─── SOURCE DATA ───
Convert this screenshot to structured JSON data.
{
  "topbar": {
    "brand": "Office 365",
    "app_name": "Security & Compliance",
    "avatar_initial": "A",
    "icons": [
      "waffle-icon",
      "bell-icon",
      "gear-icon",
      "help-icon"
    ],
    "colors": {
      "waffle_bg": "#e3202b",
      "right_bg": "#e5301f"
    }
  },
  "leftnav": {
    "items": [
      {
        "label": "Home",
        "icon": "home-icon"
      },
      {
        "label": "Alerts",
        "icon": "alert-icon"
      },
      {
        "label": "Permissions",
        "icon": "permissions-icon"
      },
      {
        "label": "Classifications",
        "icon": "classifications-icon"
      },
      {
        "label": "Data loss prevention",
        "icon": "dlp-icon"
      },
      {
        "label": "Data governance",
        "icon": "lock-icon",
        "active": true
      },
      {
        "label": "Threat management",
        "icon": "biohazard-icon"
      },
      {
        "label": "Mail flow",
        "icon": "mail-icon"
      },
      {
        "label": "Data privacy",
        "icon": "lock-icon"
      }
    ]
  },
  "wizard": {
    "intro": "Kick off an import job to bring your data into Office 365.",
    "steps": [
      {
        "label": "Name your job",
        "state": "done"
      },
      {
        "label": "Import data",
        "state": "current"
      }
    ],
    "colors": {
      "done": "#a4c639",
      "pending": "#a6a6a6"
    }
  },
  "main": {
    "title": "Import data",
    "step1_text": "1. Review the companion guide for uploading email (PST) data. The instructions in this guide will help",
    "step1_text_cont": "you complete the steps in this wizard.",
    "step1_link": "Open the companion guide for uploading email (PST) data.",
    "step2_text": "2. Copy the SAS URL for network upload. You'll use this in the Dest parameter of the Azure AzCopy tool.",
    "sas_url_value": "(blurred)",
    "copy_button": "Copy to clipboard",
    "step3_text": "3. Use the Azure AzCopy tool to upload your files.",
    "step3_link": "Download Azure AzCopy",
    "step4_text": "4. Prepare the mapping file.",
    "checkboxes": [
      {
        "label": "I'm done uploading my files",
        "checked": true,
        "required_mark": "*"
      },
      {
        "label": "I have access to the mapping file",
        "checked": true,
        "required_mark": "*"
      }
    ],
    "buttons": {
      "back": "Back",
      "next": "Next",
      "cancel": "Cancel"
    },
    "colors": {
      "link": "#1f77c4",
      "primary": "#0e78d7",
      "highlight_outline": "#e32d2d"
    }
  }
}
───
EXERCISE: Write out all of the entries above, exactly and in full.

SOLUTION:
Convert this screenshot to structured JSON data.
{
  "topbar": {
    "brand": "Office 365",
    "app_name": "Security & Compliance",
    "avatar_initial": "A",
    "icons": [
      "waffle-icon",
      "bell-icon",
      "gear-icon",
      "help-icon"
    ],
    "colors": {
      "waffle_bg": "#e3202b",
      "right_bg": "#e5301f"
    }
  },
  "leftnav": {
    "items": [
      {
        "label": "Home",
        "icon": "home-icon"
      },
      {
        "label": "Alerts",
        "icon": "alert-icon"
      },
      {
        "label": "Permissions",
        "icon": "permissions-icon"
      },
      {
        "label": "Classifications",
        "icon": "classifications-icon"
      },
      {
        "label": "Data loss prevention",
        "icon": "dlp-icon"
      },
      {
        "label": "Data governance",
        "icon": "lock-icon",
        "active": true
      },
      {
        "label": "Threat management",
        "icon": "biohazard-icon"
      },
      {
        "label": "Mail flow",
        "icon": "mail-icon"
      },
      {
        "label": "Data privacy",
        "icon": "lock-icon"
      }
    ]
  },
  "wizard": {
    "intro": "Kick off an import job to bring your data into Office 365.",
    "steps": [
      {
        "label": "Name your job",
        "state": "done"
      },
      {
        "label": "Import data",
        "state": "current"
      }
    ],
    "colors": {
      "done": "#a4c639",
      "pending": "#a6a6a6"
    }
  },
  "main": {
    "title": "Import data",
    "step1_text": "1. Review the companion guide for uploading email (PST) data. The instructions in this guide will help",
    "step1_text_cont": "you complete the steps in this wizard.",
    "step1_link": "Open the companion guide for uploading email (PST) data.",
    "step2_text": "2. Copy the SAS URL for network upload. You'll use this in the Dest parameter of the Azure AzCopy tool.",
    "sas_url_value": "(blurred)",
    "copy_button": "Copy to clipboard",
    "step3_text": "3. Use the Azure AzCopy tool to upload your files.",
    "step3_link": "Download Azure AzCopy",
    "step4_text": "4. Prepare the mapping file.",
    "checkboxes": [
      {
        "label": "I'm done uploading my files",
        "checked": true,
        "required_mark": "*"
      },
      {
        "label": "I have access to the mapping file",
        "checked": true,
        "required_mark": "*"
      }
    ],
    "buttons": {
      "back": "Back",
      "next": "Next",
      "cancel": "Cancel"
    },
    "colors": {
      "link": "#1f77c4",
      "primary": "#0e78d7",
      "highlight_outline": "#e32d2d"
    }
  }
}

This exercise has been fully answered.